- Task statement
Copy out the listing exactly.

::::::

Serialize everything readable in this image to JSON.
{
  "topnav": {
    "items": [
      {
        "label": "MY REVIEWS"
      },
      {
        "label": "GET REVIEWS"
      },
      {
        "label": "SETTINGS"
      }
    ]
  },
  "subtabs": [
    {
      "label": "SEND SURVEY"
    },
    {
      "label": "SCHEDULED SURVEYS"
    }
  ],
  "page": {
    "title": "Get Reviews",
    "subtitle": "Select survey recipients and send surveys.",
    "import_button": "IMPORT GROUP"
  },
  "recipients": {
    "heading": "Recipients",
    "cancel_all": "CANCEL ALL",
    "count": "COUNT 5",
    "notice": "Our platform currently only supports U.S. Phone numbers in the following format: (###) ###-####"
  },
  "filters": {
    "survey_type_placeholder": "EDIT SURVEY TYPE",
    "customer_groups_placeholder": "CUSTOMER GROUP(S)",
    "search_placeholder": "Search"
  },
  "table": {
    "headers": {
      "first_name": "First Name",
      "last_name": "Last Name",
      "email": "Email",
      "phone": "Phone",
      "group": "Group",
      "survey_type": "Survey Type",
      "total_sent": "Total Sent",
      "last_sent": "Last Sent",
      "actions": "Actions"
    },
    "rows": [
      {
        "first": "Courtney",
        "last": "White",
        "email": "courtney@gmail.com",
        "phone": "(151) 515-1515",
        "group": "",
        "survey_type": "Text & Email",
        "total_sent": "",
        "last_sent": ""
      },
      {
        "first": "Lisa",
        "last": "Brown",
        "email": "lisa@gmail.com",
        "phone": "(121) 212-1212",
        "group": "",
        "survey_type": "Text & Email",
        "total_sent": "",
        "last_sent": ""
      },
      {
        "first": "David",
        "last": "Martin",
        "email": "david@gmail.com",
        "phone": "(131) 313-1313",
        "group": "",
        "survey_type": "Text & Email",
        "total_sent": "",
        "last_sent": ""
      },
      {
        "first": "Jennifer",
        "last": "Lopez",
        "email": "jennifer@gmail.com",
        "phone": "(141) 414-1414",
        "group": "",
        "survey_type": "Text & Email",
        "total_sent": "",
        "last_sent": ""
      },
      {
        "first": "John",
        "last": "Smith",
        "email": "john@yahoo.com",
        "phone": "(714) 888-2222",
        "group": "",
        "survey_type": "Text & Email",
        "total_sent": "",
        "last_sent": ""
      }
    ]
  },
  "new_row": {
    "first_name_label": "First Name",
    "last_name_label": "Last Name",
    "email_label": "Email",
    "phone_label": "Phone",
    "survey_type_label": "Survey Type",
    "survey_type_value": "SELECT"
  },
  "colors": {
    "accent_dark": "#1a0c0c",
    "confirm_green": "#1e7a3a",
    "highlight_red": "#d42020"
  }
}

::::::

- Written answer
Serialize everything readable in this image to JSON.
{
  "topnav": {
    "items": [
      {
        "label": "MY REVIEWS"
      },
      {
        "label": "GET REVIEWS"
      },
      {
        "label": "SETTINGS"
      }
    ]
  },
  "subtabs": [
    {
      "label": "SEND SURVEY"
    },
    {
      "label": "SCHEDULED SURVEYS"
    }
  ],
  "page": {
    "title": "Get Reviews",
    "subtitle": "Select survey recipients and send surveys.",
    "import_button": "IMPORT GROUP"
  },
  "recipients": {
    "heading": "Recipients",
    "cancel_all": "CANCEL ALL",
    "count": "COUNT 5",
    "notice": "Our platform currently only supports U.S. Phone numbers in the following format: (###) ###-####"
  },
  "filters": {
    "survey_type_placeholder": "EDIT SURVEY TYPE",
    "customer_groups_placeholder": "CUSTOMER GROUP(S)",
    "search_placeholder": "Search"
  },
  "table": {
    "headers": {
      "first_name": "First Name",
      "last_name": "Last Name",
      "email": "Email",
      "phone": "Phone",
      "group": "Group",
      "survey_type": "Survey Type",
      "total_sent": "Total Sent",
      "last_sent": "Last Sent",
      "actions": "Actions"
    },
    "rows": [
      {
        "first": "Courtney",
        "last": "White",
        "email": "courtney@gmail.com",
        "phone": "(151) 515-1515",
        "group": "",
        "survey_type": "Text & Email",
        "total_sent": "",
        "last_sent": ""
      },
      {
        "first": "Lisa",
        "last": "Brown",
        "email": "lisa@gmail.com",
        "phone": "(121) 212-1212",
        "group": "",
        "survey_type": "Text & Email",
        "total_sent": "",
        "last_sent": ""
      },
      {
        "first": "David",
        "last": "Martin",
        "email": "david@gmail.com",
        "phone": "(131) 313-1313",
        "group": "",
        "survey_type": "Text & Email",
        "total_sent": "",
        "last_sent": ""
      },
      {
        "first": "Jennifer",
        "last": "Lopez",
        "email": "jennifer@gmail.com",
        "phone": "(141) 414-1414",
        "group": "",
        "survey_type": "Text & Email",
        "total_sent": "",
        "last_sent": ""
      },
      {
        "first": "John",
        "last": "Smith",
        "email": "john@yahoo.com",
        "phone": "(714) 888-2222",
        "group": "",
        "survey_type": "Text & Email",
        "total_sent": "",
        "last_sent": ""
      }
    ]
  },
  "new_row": {
    "first_name_label": "First Name",
    "last_name_label": "Last Name",
    "email_label": "Email",
    "phone_label": "Phone",
    "survey_type_label": "Survey Type",
    "survey_type_value": "SELECT"
  },
  "colors": {
    "accent_dark": "#1a0c0c",
    "confirm_green": "#1e7a3a",
    "highlight_red": "#d42020"
  }
}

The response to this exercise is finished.